EU-UK-4) Topping up in the EU or UK is as simple as finding one of literally thousands of top up locations. The big difference is in the approach. The EU and UK mobile operators see themselves as selling a service. That’s one of the reasons for a better retail experience. But it goes deeper than that. The EU and UK operators also set out from the beginning to make sure what they sell works. Other than when my iPhone roams on O2 in the UK, I have never experienced a service related issue. Speeds are as promised on the data side. Calls placed complete as long as there is coverage, and what’s more the overall ease in which things work, ranging from adding short term services (as I do each trip with T-Mobile in the UK) for mobile data on the Nokia E71 or topping up credit on either my Vodafone or 3 data dongles takes no time at all.

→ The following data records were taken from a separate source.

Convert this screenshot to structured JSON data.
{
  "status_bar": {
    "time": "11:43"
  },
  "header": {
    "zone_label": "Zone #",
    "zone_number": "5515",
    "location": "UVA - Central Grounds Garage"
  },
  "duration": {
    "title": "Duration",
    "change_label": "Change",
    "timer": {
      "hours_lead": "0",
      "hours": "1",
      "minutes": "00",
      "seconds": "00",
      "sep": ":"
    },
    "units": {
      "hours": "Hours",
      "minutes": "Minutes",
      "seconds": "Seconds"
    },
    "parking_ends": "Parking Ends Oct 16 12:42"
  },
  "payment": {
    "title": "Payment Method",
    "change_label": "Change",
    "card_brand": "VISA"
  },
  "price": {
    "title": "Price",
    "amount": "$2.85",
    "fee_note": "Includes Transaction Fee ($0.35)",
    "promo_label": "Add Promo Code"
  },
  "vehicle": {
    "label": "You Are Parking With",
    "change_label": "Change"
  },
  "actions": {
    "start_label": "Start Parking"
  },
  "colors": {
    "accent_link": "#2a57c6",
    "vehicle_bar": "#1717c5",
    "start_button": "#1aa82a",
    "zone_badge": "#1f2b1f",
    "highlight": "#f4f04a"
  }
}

Nothing is so complicated, even in foreign languages that can’t be figured out (even if sometimes Google Translate is required). Only once in memory has anyone really tried to “sell me” a phone, and that was because the pre-paid SIM from Orange was free with the phone in France, than without it saving me some 30 Euros that day. To me, that’s not selling a product, that’s knowing how to better service the customer.
And, when it does come to devices, the product knowledge on the sales floor, especially with the SmartPhones is always far higher.
A few years ago, when starting the Nokia Blogger Relations Program, we decided to use AT&T prepaid SIMs. The process was laborious and at one point in time, only I could do the top ups. In the UK or EU if we wanted 30 – 50 prepaid SIMs today, it would be easy to just walk into any Vodafone, Orange, T-Mobile or 3 store or Carphone Warehouse and the would hand us the SIMs charge really what is for the top up, not the SIM, activate each one and quickly sell me any more of the vouchers that would be needed to continue to top the SIM’s up. Thinking back to the hours my staff and I spent on that process just four years ago and my own personal experience again last year with the AT&T GoPhone, it’s reminiscent of nails on a blackboard, versus a skate on fresh ice, or a run down the slopes on fresh powder.
But that’s what happens when you have a product culture, taught in business school, honed by Coke, Pepsi, GE, P&G, Levi’s and Miller Brewing driving the customer experience today. Even Starbucks, which has fallen over the past few years has too lost it’s market leading edge because it became all about the product and not the service experience that got them to the top. When you look at McDonalds, or Dominos, they are in the food service industry and yet, even in down economies they find ways to thrive. So while they may continue to bring out new products to stay ahead of the competition, they still remember to make every experience about the “servicing” of the customer. When you think about it, they really don’t try to “sell” you the product, the service experience is what does that itself.
To put it another way, the world’s oldest profession, has never been productized, and those that practice it, always “service” the client. Given how long that industry has been around, one has to think that being service oriented, versus product oriented, sure keeps the business going, and the customer “happy” in the end. Given the product centric approach we find in the USA being so rampant we also know one more thing from experience, that being “just who is getting screwed in the end” vs. the more service oriented approach, where the customer can leave, and when they do, know they left either doing the proverbial screwing or knowing they can by simply taking their business elsewhere.
So there you have it. Does you mobile operator sell products, or deliver you service? In my mind as we move to a more services based technology economy, it will be the operator who understands “service” and that it means who will win the hearts, minds and wallets of the customer.